The couple opened Bait House Seafood in 1998 and began providing bait to commercial and recreational fishermen. They also sold fresh oysters, shrimp, crab and fish, much of which was purchased by offshore oilmen headed home to spend a few days with their families.

Business grew and was going well, until April 20, 2010, when, while drilling an exploratory well at Macondo, a series of explosions and fire at the BP Deepwater Horizon resulted in 11 deaths and prompted the largest oil release in North American history.

The oil spill and a subsequent federal moratorium on offshore drilling put people out of work and sent fear throughout American markets regarding the safety of Gulf Coast seafood.

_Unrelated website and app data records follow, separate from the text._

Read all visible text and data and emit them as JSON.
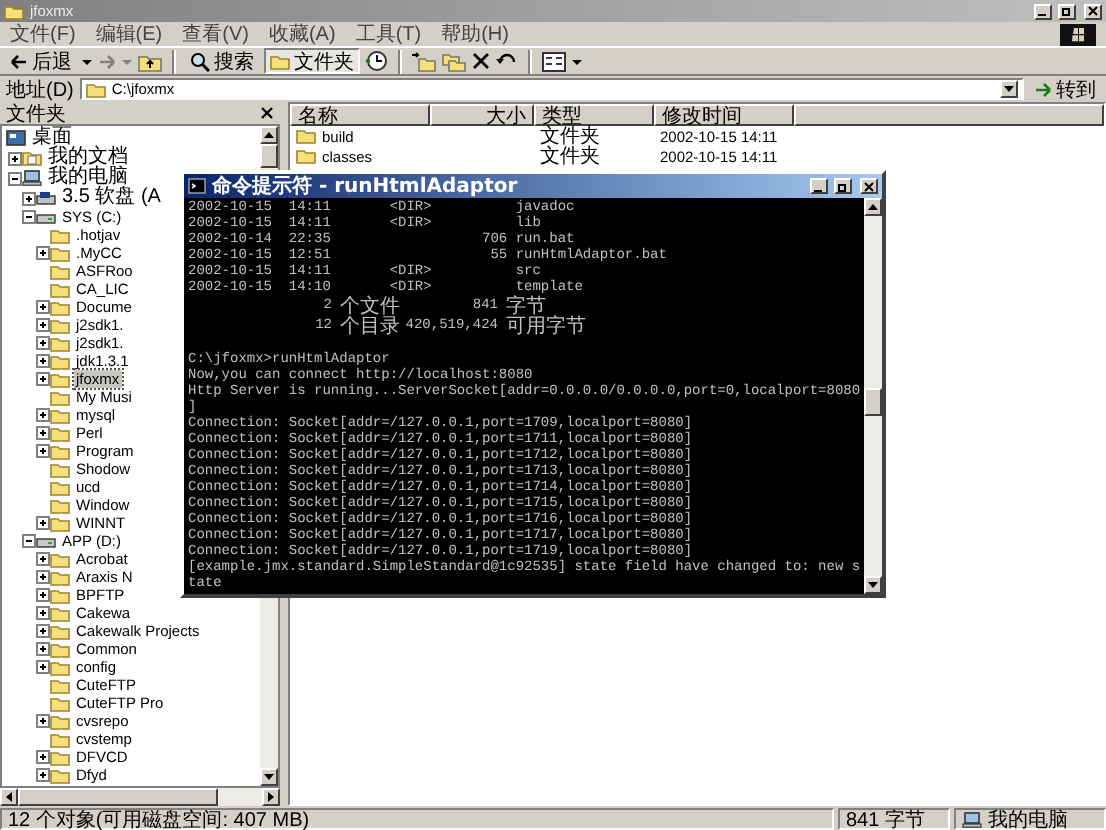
{
  "window": {
    "title": "jfoxmx"
  },
  "menu": [
    "文件(F)",
    "编辑(E)",
    "查看(V)",
    "收藏(A)",
    "工具(T)",
    "帮助(H)"
  ],
  "toolbar": {
    "back": "后退",
    "search": {
      "label": "搜索",
      "pressed": false
    },
    "folders": {
      "label": "文件夹",
      "pressed": true
    }
  },
  "address": {
    "label": "地址(D)",
    "value": "C:\\jfoxmx",
    "go": "转到"
  },
  "folders_pane": {
    "title": "文件夹"
  },
  "tree": [
    {
      "label": "桌面",
      "kind": "desktop",
      "selected": false,
      "children": [
        {
          "label": "我的文档",
          "kind": "documents",
          "expanded": false,
          "selected": false
        },
        {
          "label": "我的电脑",
          "kind": "computer",
          "expanded": true,
          "selected": false,
          "children": [
            {
              "label": "3.5 软盘 (A",
              "kind": "floppy",
              "expanded": false,
              "selected": false
            },
            {
              "label": "SYS (C:)",
              "kind": "drive",
              "expanded": true,
              "selected": false,
              "children": [
                {
                  "label": ".hotjav",
                  "kind": "folder",
                  "selected": false
                },
                {
                  "label": ".MyCC",
                  "kind": "folder",
                  "expanded": false,
                  "selected": false
                },
                {
                  "label": "ASFRoo",
                  "kind": "folder",
                  "selected": false
                },
                {
                  "label": "CA_LIC",
                  "kind": "folder",
                  "selected": false
                },
                {
                  "label": "Docume",
                  "kind": "folder",
                  "expanded": false,
                  "selected": false
                },
                {
                  "label": "j2sdk1.",
                  "kind": "folder",
                  "expanded": false,
                  "selected": false
                },
                {
                  "label": "j2sdk1.",
                  "kind": "folder",
                  "expanded": false,
                  "selected": false
                },
                {
                  "label": "jdk1.3.1",
                  "kind": "folder",
                  "expanded": false,
                  "selected": false
                },
                {
                  "label": "jfoxmx",
                  "kind": "folder",
                  "expanded": false,
                  "selected": true
                },
                {
                  "label": "My Musi",
                  "kind": "folder",
                  "selected": false
                },
                {
                  "label": "mysql",
                  "kind": "folder",
                  "expanded": false,
                  "selected": false
                },
                {
                  "label": "Perl",
                  "kind": "folder",
                  "expanded": false,
                  "selected": false
                },
                {
                  "label": "Program",
                  "kind": "folder",
                  "expanded": false,
                  "selected": false
                },
                {
                  "label": "Shodow",
                  "kind": "folder",
                  "selected": false
                },
                {
                  "label": "ucd",
                  "kind": "folder",
                  "selected": false
                },
                {
                  "label": "Window",
                  "kind": "folder",
                  "selected": false
                },
                {
                  "label": "WINNT",
                  "kind": "folder",
                  "expanded": false,
                  "selected": false
                }
              ]
            },
            {
              "label": "APP (D:)",
              "kind": "drive",
              "expanded": true,
              "selected": false,
              "children": [
                {
                  "label": "Acrobat",
                  "kind": "folder",
                  "expanded": false,
                  "selected": false
                },
                {
                  "label": "Araxis N",
                  "kind": "folder",
                  "expanded": false,
                  "selected": false
                },
                {
                  "label": "BPFTP",
                  "kind": "folder",
                  "expanded": false,
                  "selected": false
                },
                {
                  "label": "Cakewa",
                  "kind": "folder",
                  "expanded": false,
                  "selected": false
                },
                {
                  "label": "Cakewalk Projects",
                  "kind": "folder",
                  "expanded": false,
                  "selected": false
                },
                {
                  "label": "Common",
                  "kind": "folder",
                  "expanded": false,
                  "selected": false
                },
                {
                  "label": "config",
                  "kind": "folder",
                  "expanded": false,
                  "selected": false
                },
                {
                  "label": "CuteFTP",
                  "kind": "folder",
                  "selected": false
                },
                {
                  "label": "CuteFTP Pro",
                  "kind": "folder",
                  "selected": false
                },
                {
                  "label": "cvsrepo",
                  "kind": "folder",
                  "expanded": false,
                  "selected": false
                },
                {
                  "label": "cvstemp",
                  "kind": "folder",
                  "selected": false
                },
                {
                  "label": "DFVCD",
                  "kind": "folder",
                  "expanded": false,
                  "selected": false
                },
                {
                  "label": "Dfyd",
                  "kind": "folder",
                  "expanded": false,
                  "selected": false
                }
              ]
            }
          ]
        }
      ]
    }
  ],
  "file_list": {
    "columns": [
      "名称",
      "大小",
      "类型",
      "修改时间"
    ],
    "rows": [
      {
        "name": "build",
        "type": "文件夹",
        "modified": "2002-10-15 14:11",
        "selected": false
      },
      {
        "name": "classes",
        "type": "文件夹",
        "modified": "2002-10-15 14:11",
        "selected": false
      }
    ]
  },
  "status_bar": {
    "objects": "12 个对象(可用磁盘空间: 407 MB)",
    "size": "841 字节",
    "zone": "我的电脑"
  },
  "console": {
    "title": "命令提示符 - runHtmlAdaptor",
    "lines": [
      {
        "kind": "text",
        "text": "2002-10-15  14:11       <DIR>          javadoc"
      },
      {
        "kind": "text",
        "text": "2002-10-15  14:11       <DIR>          lib"
      },
      {
        "kind": "text",
        "text": "2002-10-14  22:35                  706 run.bat"
      },
      {
        "kind": "text",
        "text": "2002-10-15  12:51                   55 runHtmlAdaptor.bat"
      },
      {
        "kind": "text",
        "text": "2002-10-15  14:11       <DIR>          src"
      },
      {
        "kind": "text",
        "text": "2002-10-15  14:10       <DIR>          template"
      },
      {
        "kind": "summary",
        "count": "2",
        "label": "个文件",
        "amount": "841",
        "unit": "字节"
      },
      {
        "kind": "summary",
        "count": "12",
        "label": "个目录",
        "amount": "420,519,424",
        "unit": "可用字节"
      },
      {
        "kind": "blank"
      },
      {
        "kind": "text",
        "text": "C:\\jfoxmx>runHtmlAdaptor"
      },
      {
        "kind": "text",
        "text": "Now,you can connect http://localhost:8080"
      },
      {
        "kind": "text",
        "text": "Http Server is running...ServerSocket[addr=0.0.0.0/0.0.0.0,port=0,localport=8080"
      },
      {
        "kind": "text",
        "text": "]"
      },
      {
        "kind": "text",
        "text": "Connection: Socket[addr=/127.0.0.1,port=1709,localport=8080]"
      },
      {
        "kind": "text",
        "text": "Connection: Socket[addr=/127.0.0.1,port=1711,localport=8080]"
      },
      {
        "kind": "text",
        "text": "Connection: Socket[addr=/127.0.0.1,port=1712,localport=8080]"
      },
      {
        "kind": "text",
        "text": "Connection: Socket[addr=/127.0.0.1,port=1713,localport=8080]"
      },
      {
        "kind": "text",
        "text": "Connection: Socket[addr=/127.0.0.1,port=1714,localport=8080]"
      },
      {
        "kind": "text",
        "text": "Connection: Socket[addr=/127.0.0.1,port=1715,localport=8080]"
      },
      {
        "kind": "text",
        "text": "Connection: Socket[addr=/127.0.0.1,port=1716,localport=8080]"
      },
      {
        "kind": "text",
        "text": "Connection: Socket[addr=/127.0.0.1,port=1717,localport=8080]"
      },
      {
        "kind": "text",
        "text": "Connection: Socket[addr=/127.0.0.1,port=1719,localport=8080]"
      },
      {
        "kind": "text",
        "text": "[example.jmx.standard.SimpleStandard@1c92535] state field have changed to: new s"
      },
      {
        "kind": "text",
        "text": "tate"
      }
    ]
  }
}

In turn, the Bait House and hundreds of more businesses like it in Louisiana coastal communities were, at the very least, severely hurt, and at worse, financially ruined. During the past 23 months, the Sevins estimate their business has dropped by 80 percent.

“The seafood business is all we’ve ever done,” O’Neal said. “Prior to the oil spill we were growing by 20 percent each year. Since the oil spill we haven’t been able to pick up where we left off. “

“We went from having five employees to one employee, and she is part time,” Samantha added. “Sometimes, she is working for free.”

The Sevins remain in negotiation with the Golf Coast Claims Facilities and continue their effort to recover compensation for damages from B.P.

O’Neal said since the oil spill he has noticed that shrimp and oyster yields have declined and crabs are smaller than in past seasons. “I’d say [catches] are not even half of normal,” he said.

According to the Louisiana Department of Wildlife and Fisheries, exact numbers on the 2011 shrimp harvests have not been completely tabulated. A preliminary figure of 37.7 million pounds is significantly higher than the 17.3 million pounds brought in during the shortened season of 2010. A high point for the past decade came in 2003 when the harvest was 57.8 million pounds.

Experts like O’Neal contend that even if the harvest is better, selling the product could be another factor. Regaining lost ground is an even greater challenge.

“We need to get people to understand that the seafood is clean and fresh,” Samantha said. Promoting that message is one element the Sevins are addressing as they rebuild with a new understanding of an industry they have known all their lives.

While virtually starting their seafood operation over, the Sevins found help from the Louisiana Small Business Development Center.

“They took us through a lot of things,” Samantha said. “They helped us get our name out more and showed us how we can cut back in some areas and do business better in others. They offered counseling, showed us how to keep records and showed us ways to cut corners.”

Among the Bait House Seafood marketing additions are brochures the Sevins are using to publicize their business. Bait House Seafood will also host a fishing rodeo during June to draw attention to the area.

The Sevins credit LSBDC with helping them understand more about their own business, not only in terms of recovery but in growing as well.

“We help people with existing business and people trying to start up a business,” said LSBDC spokesperson Jennifer Hardeman.

The LSBDC representative said services include training seminars that teach about writing business and marketing plans, how to finance a business and a variety of subjects to expand business operations.

Funded by the Small Business Administration, the non-profit organization offers printed material and software to participants. The LSBDC will host a trade and export promotion seminar at Nicholls State University on March 21. Information and registration for the free event can be found at

“It is going to take a little while to come back,” O’Neal said. “But it will.”

Samantha Sevin looks over a new brochure that the Bait House Seafood in Chauvin is using to promote its business. Sevin said that public perception on the safety of seafood is the greatest challenge this Louisiana industry must overcome to restore sales.